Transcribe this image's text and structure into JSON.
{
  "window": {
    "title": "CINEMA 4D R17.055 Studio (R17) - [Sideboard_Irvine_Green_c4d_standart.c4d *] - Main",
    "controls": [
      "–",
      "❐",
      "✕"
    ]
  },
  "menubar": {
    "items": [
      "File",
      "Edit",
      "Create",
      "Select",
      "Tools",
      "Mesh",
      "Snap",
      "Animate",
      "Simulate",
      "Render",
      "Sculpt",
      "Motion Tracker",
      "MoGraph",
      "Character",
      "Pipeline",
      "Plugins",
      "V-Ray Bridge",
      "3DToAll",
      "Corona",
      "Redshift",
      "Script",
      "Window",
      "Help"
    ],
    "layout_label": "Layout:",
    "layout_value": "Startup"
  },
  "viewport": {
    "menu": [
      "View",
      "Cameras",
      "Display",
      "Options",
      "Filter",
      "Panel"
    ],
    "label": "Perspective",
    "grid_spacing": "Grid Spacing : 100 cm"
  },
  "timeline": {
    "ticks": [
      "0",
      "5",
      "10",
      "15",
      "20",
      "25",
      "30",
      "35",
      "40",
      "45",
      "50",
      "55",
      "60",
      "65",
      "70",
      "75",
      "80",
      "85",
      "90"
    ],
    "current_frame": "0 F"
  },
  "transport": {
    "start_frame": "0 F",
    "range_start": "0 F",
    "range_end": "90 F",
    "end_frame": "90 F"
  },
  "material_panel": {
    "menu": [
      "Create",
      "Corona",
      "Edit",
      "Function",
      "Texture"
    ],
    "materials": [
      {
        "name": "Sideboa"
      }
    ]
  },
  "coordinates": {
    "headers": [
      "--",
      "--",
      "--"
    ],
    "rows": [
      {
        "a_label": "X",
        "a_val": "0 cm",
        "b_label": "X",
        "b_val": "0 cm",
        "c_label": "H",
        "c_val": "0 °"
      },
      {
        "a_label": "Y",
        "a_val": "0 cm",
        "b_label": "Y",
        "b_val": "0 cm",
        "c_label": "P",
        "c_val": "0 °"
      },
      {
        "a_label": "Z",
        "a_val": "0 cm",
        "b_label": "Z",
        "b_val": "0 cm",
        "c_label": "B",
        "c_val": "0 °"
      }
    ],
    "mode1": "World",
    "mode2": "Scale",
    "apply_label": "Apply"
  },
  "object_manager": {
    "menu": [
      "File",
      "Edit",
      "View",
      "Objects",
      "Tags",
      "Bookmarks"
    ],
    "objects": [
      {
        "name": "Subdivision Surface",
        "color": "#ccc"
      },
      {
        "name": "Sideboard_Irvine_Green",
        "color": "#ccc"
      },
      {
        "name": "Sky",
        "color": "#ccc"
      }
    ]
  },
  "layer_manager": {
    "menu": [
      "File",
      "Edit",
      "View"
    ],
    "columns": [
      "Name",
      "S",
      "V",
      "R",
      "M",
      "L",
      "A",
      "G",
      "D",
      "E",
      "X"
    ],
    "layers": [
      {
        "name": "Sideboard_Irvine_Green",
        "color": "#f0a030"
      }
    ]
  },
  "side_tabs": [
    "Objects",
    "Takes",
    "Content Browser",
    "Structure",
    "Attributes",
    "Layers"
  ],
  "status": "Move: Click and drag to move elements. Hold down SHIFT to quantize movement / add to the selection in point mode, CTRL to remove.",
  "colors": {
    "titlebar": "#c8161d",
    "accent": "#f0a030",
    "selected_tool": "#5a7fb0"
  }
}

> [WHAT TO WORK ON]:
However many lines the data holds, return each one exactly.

> [PROBLEM SOLUTION]:
Transcribe this image's text and structure into JSON.
{
  "window": {
    "title": "CINEMA 4D R17.055 Studio (R17) - [Sideboard_Irvine_Green_c4d_standart.c4d *] - Main",
    "controls": [
      "–",
      "❐",
      "✕"
    ]
  },
  "menubar": {
    "items": [
      "File",
      "Edit",
      "Create",
      "Select",
      "Tools",
      "Mesh",
      "Snap",
      "Animate",
      "Simulate",
      "Render",
      "Sculpt",
      "Motion Tracker",
      "MoGraph",
      "Character",
      "Pipeline",
      "Plugins",
      "V-Ray Bridge",
      "3DToAll",
      "Corona",
      "Redshift",
      "Script",
      "Window",
      "Help"
    ],
    "layout_label": "Layout:",
    "layout_value": "Startup"
  },
  "viewport": {
    "menu": [
      "View",
      "Cameras",
      "Display",
      "Options",
      "Filter",
      "Panel"
    ],
    "label": "Perspective",
    "grid_spacing": "Grid Spacing : 100 cm"
  },
  "timeline": {
    "ticks": [
      "0",
      "5",
      "10",
      "15",
      "20",
      "25",
      "30",
      "35",
      "40",
      "45",
      "50",
      "55",
      "60",
      "65",
      "70",
      "75",
      "80",
      "85",
      "90"
    ],
    "current_frame": "0 F"
  },
  "transport": {
    "start_frame": "0 F",
    "range_start": "0 F",
    "range_end": "90 F",
    "end_frame": "90 F"
  },
  "material_panel": {
    "menu": [
      "Create",
      "Corona",
      "Edit",
      "Function",
      "Texture"
    ],
    "materials": [
      {
        "name": "Sideboa"
      }
    ]
  },
  "coordinates": {
    "headers": [
      "--",
      "--",
      "--"
    ],
    "rows": [
      {
        "a_label": "X",
        "a_val": "0 cm",
        "b_label": "X",
        "b_val": "0 cm",
        "c_label": "H",
        "c_val": "0 °"
      },
      {
        "a_label": "Y",
        "a_val": "0 cm",
        "b_label": "Y",
        "b_val": "0 cm",
        "c_label": "P",
        "c_val": "0 °"
      },
      {
        "a_label": "Z",
        "a_val": "0 cm",
        "b_label": "Z",
        "b_val": "0 cm",
        "c_label": "B",
        "c_val": "0 °"
      }
    ],
    "mode1": "World",
    "mode2": "Scale",
    "apply_label": "Apply"
  },
  "object_manager": {
    "menu": [
      "File",
      "Edit",
      "View",
      "Objects",
      "Tags",
      "Bookmarks"
    ],
    "objects": [
      {
        "name": "Subdivision Surface",
        "color": "#ccc"
      },
      {
        "name": "Sideboard_Irvine_Green",
        "color": "#ccc"
      },
      {
        "name": "Sky",
        "color": "#ccc"
      }
    ]
  },
  "layer_manager": {
    "menu": [
      "File",
      "Edit",
      "View"
    ],
    "columns": [
      "Name",
      "S",
      "V",
      "R",
      "M",
      "L",
      "A",
      "G",
      "D",
      "E",
      "X"
    ],
    "layers": [
      {
        "name": "Sideboard_Irvine_Green",
        "color": "#f0a030"
      }
    ]
  },
  "side_tabs": [
    "Objects",
    "Takes",
    "Content Browser",
    "Structure",
    "Attributes",
    "Layers"
  ],
  "status": "Move: Click and drag to move elements. Hold down SHIFT to quantize movement / add to the selection in point mode, CTRL to remove.",
  "colors": {
    "titlebar": "#c8161d",
    "accent": "#f0a030",
    "selected_tool": "#5a7fb0"
  }
}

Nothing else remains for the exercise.